*THE TASK:*
Where a line of the following data contains the string "Allowed", include it in the tally. Report the total alone.

*DATA PROVIDED:*
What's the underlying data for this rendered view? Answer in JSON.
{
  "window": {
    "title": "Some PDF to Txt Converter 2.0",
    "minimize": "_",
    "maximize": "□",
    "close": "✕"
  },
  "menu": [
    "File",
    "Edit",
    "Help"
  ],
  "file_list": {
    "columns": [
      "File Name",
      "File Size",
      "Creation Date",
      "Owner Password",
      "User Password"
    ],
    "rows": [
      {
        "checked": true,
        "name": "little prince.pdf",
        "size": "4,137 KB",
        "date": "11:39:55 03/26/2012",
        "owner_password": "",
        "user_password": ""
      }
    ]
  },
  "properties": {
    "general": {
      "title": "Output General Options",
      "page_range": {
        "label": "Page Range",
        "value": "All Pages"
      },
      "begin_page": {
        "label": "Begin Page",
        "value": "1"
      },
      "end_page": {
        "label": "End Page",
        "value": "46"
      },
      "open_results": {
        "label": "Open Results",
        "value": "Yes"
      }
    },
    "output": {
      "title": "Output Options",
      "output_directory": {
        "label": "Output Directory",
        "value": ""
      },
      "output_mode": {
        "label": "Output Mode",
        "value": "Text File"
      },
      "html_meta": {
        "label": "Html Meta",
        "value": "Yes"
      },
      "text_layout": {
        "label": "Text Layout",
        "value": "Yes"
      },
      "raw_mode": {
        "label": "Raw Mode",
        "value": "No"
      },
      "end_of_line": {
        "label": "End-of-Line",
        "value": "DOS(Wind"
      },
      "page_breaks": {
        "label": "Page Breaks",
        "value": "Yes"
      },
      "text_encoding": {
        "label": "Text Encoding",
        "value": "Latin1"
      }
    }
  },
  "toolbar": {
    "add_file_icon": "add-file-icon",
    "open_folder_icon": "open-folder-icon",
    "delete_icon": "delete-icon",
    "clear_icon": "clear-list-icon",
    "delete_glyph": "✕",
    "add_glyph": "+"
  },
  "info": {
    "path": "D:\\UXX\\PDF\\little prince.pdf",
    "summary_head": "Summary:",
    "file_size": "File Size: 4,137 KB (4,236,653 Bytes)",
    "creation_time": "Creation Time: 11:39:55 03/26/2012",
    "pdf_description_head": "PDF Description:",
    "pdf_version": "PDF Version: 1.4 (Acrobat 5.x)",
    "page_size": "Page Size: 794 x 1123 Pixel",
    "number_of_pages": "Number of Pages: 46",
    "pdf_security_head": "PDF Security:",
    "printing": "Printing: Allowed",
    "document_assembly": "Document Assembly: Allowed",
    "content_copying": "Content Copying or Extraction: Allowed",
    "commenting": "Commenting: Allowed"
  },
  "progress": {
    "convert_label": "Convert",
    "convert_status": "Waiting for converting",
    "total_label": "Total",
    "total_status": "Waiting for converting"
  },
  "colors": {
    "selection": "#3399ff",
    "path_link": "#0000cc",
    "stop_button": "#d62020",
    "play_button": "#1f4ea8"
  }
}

*ANSWER SECTION:*
4